This cycle of learning was on display last week when Agnes Chung and Romita Mitra – both graduate students at Boston College’s Lynch School of Education – went to a Harvard Graduate School of Education conference to share two research posters about City Connects. The theme of the conference was “Spanning the Divide: Building Bridges through Research.” Continue reading

The Weekly Connect 4/10/17

Here’s the new edition of The Weekly Connect. Check it out and sign up to have it delivered to your inbox!

These are some of the things we’ve been reading about:

Are kindergarteners ready for school? An assessment tool can help determine this, but these assessments should not be used to judge accountability.

Having one black teacher in an elementary school can improve outcomes for low-income black students.

Colorado schools are going to be judged in part by how many of their students are chronically absent.

Children in New York City are healthier since the start of Pre-K for All.

To read more, click on the following links.  Continue reading

Seven Things We Know from the Developmental Sciences

Because science tells us more and more about how children’s brains work, we’ve gotten better at providing children with the services and opportunities they need to thrive.

Our Center at the Boston College Lynch School of Education published a brief on the scientific foundation of our work called, “Principles of Effective Practice for Integrated Student Support,” which explains:

“Developmental science illuminates risks to child development and learning, as well as opportunities for meaningful intervention.”

“This research provides insight into why experiences like poverty and trauma can inhibit learning, and what can be done to counteract their effects.” These insights come from the sciences of psychology, human development, cognitive science, and neurobiology.

What do we know, so far? Continue reading

The Weekly Connect 4/3/17

Here’s the new edition of The Weekly Connect. Check it out and sign up to have it delivered to your inbox!

These are some of the things we’ve been reading about:

• Representative Bobby Scott (D-Virginia) has called for investing billions of dollars in “disconnected” youth – those who are not in school and not working – to help them get high school diplomas and workforce counseling and training.

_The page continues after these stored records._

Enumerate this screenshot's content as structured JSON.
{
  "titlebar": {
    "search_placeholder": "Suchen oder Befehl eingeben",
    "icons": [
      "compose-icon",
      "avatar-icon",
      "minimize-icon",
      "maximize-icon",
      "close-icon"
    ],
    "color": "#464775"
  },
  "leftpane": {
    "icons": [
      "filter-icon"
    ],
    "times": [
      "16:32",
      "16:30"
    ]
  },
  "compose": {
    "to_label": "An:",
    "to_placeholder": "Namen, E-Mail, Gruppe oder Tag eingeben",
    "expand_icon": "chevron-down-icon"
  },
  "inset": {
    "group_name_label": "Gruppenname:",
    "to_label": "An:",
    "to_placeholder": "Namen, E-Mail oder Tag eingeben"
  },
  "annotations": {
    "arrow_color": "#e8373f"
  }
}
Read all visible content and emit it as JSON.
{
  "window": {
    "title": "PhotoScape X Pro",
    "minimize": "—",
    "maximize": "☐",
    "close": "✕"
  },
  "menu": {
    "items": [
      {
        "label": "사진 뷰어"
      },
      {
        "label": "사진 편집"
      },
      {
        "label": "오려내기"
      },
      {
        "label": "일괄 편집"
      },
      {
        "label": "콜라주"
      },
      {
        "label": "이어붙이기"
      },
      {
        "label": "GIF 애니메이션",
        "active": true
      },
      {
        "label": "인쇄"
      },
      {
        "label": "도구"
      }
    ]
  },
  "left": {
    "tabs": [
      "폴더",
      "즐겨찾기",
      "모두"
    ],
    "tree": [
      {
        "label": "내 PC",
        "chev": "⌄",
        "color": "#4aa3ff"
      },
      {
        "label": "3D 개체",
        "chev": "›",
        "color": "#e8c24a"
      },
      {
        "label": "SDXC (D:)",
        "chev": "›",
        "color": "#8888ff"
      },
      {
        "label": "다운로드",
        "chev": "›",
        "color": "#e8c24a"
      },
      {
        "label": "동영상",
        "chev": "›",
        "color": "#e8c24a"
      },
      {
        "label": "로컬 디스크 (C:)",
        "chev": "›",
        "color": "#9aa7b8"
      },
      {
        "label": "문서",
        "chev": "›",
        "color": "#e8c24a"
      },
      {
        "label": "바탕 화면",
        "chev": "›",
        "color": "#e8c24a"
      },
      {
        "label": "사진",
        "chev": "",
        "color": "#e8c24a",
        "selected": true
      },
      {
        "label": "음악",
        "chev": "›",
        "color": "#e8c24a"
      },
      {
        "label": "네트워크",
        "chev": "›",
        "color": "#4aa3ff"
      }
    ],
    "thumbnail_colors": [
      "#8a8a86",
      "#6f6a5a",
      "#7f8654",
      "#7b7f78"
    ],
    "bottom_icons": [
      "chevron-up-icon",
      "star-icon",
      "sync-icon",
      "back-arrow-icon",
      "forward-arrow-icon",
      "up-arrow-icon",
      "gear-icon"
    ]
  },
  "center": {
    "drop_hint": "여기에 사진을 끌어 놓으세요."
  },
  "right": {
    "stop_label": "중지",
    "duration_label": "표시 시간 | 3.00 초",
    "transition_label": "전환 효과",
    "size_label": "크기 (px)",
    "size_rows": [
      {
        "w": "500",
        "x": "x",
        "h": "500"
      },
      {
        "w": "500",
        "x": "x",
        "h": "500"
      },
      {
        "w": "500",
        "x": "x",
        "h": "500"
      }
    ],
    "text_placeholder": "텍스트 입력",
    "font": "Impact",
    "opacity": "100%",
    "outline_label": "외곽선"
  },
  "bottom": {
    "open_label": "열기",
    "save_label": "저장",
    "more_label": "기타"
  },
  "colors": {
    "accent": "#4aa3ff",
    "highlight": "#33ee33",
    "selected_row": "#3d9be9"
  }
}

• Less advantaged students tend to benefit from their teachers’ encouragement.

• How stereotypes can hurt Asian students.

Exposure to lead can affect children for decades.

To read more, click on the following links.  Continue reading